We don't think of our war stories as including women. Hell, many of us don't think of war stories at all. But if we do, we definitely don't think of young women who love "Bridesmaids," wear Spanx, and do killer cross-stitch all while being ridiculously schooled and skilled in things like "Pain Train" (a CrossFit workout whose details make you sore just reading them) and "rucking" (putting on your back a pack filled with 35-plus pounds of gear and marching for miles. By choice). I certainly didn't.
I knew Afghanistan. I had spent time there reporting and come to love the country that is home to the absolute best and the bitter worst of humanity I've ever seen. I lived in a guesthouse filled with a motley mix of aid workers, itinerant journalists and former British. Army guys then running security and making a ton of tax-free money. And I spent most days with Afghans far from power whose lives had been shaped by the unrelenting grind of war without end. The country had become a part of my life: I learned I was pregnant in Kabul when a nausea I tried to treat with Cipro turned out not to be a parasite, but a baby who arrived nine months later.

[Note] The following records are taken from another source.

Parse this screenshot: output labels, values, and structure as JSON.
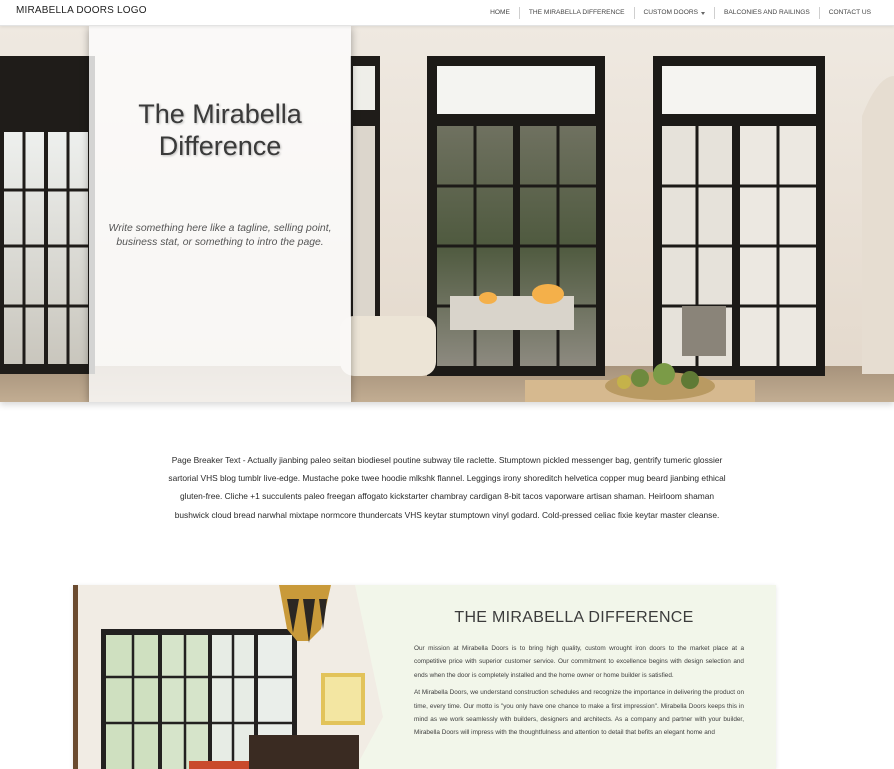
{
  "header": {
    "logo": "MIRABELLA DOORS LOGO",
    "nav": [
      {
        "label": "HOME"
      },
      {
        "label": "THE MIRABELLA DIFFERENCE"
      },
      {
        "label": "CUSTOM DOORS"
      },
      {
        "label": "BALCONIES AND RAILINGS"
      },
      {
        "label": "CONTACT US"
      }
    ]
  },
  "hero": {
    "title": "The Mirabella Difference",
    "tagline": "Write something here like a tagline, selling point, business stat, or something to intro the page."
  },
  "page_breaker": {
    "text": "Page Breaker Text - Actually jianbing paleo seitan biodiesel poutine subway tile raclette. Stumptown pickled messenger bag, gentrify tumeric glossier sartorial VHS blog tumblr live-edge. Mustache poke twee hoodie mlkshk flannel. Leggings irony shoreditch helvetica copper mug beard jianbing ethical gluten-free. Cliche +1 succulents paleo freegan affogato kickstarter chambray cardigan 8-bit tacos vaporware artisan shaman. Heirloom shaman bushwick cloud bread narwhal mixtape normcore thundercats VHS keytar stumptown vinyl godard. Cold-pressed celiac fixie keytar master cleanse."
  },
  "feature": {
    "heading": "THE MIRABELLA DIFFERENCE",
    "paragraphs": [
      "Our mission at Mirabella Doors is to bring high quality, custom wrought iron doors to the market place at a competitive price with superior customer service. Our commitment to excellence begins with design selection and ends when the door is completely installed and the home owner or home builder is satisfied.",
      "At Mirabella Doors, we understand construction schedules and recognize the importance in delivering the product on time, every time. Our motto is \"you only have one chance to make a first impression\". Mirabella Doors keeps this in mind as we work seamlessly with builders, designers and architects. As a company and partner with your builder, Mirabella Doors will impress with the thoughtfulness and attention to detail that befits an elegant home and"
    ]
  },
  "colors": {
    "feature_bg": "#f2f6ea",
    "door_frame": "#1f1c19",
    "wall": "#ede6dc"
  }
}
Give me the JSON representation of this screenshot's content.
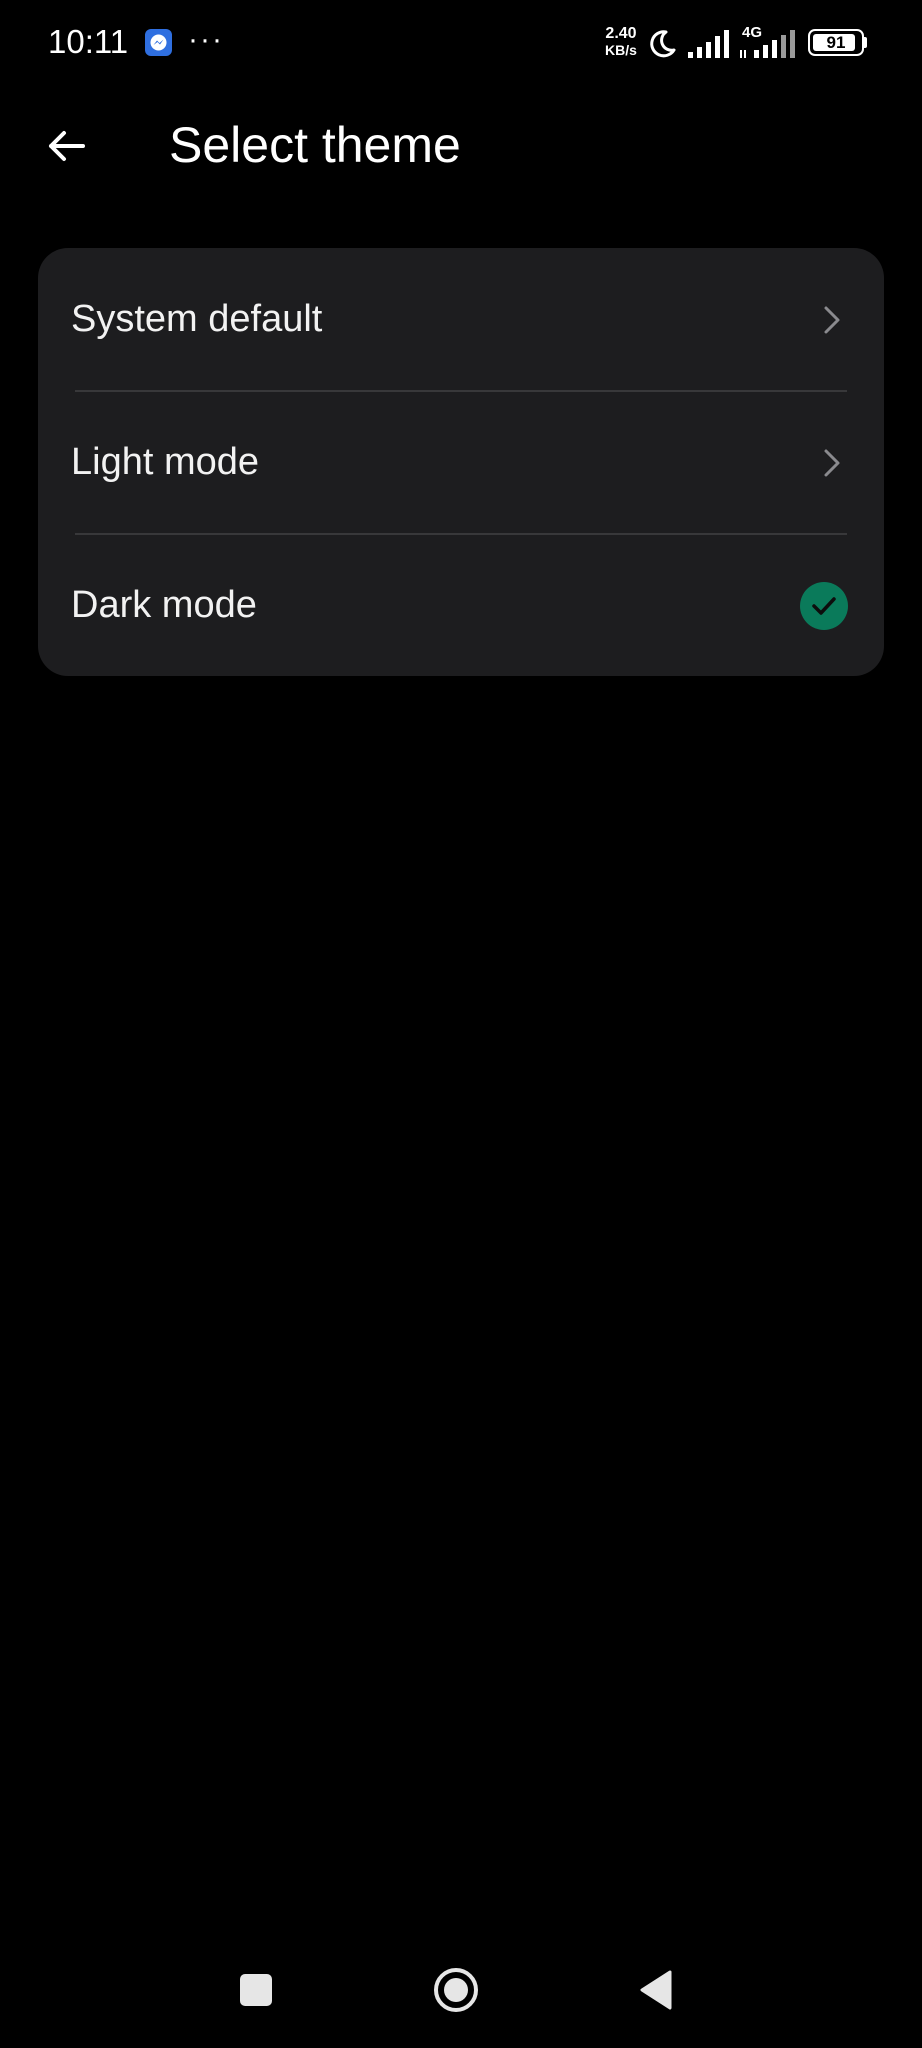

But I didn't know women were out on these kinds of missions. I learned as I reported. And I wanted readers on this journey alongside me. I wanted this story to introduce you to these women who had grit and guts and heart. Who were not super-human, but exceptionally human, full of fight, familiar with fear, and filled with love for one another. I came to think of Ashley's War as the ultimate story of women's friendship in the least likely place: on the special operations battlefield.
We tell our stories to make the personal universal. I hope that in the below excerpt, their grit shows us a glimpse of ourselves.
By day four the all-night work sessions and all-day marching, running, and obstacle testing were beginning to take their toll on the women, and Tristan's strategy of sleeping in full uniform was looking increasingly sensible.
Even the relentlessly upbeat Tristan was bending under the pressures of the program. She returned to the tent exhausted and demoralized after a day at the Soldier Urban Reaction Facility, established to help soldiers better navigate the cultures in which they would be operating. The test encounter had started fine, but went south quickly when "husbands" of the "Afghan women" she was supposed to be interviewing burst into the room and began hitting their wives and screaming at the American soldier. Tristan simply froze where she sat, unable to conjure up, in the shrill chaos of the moment, the words and actions needed to calm the situation. Eventually she muttered something to explain why she was there, but it was too late: she had lost control of the situation.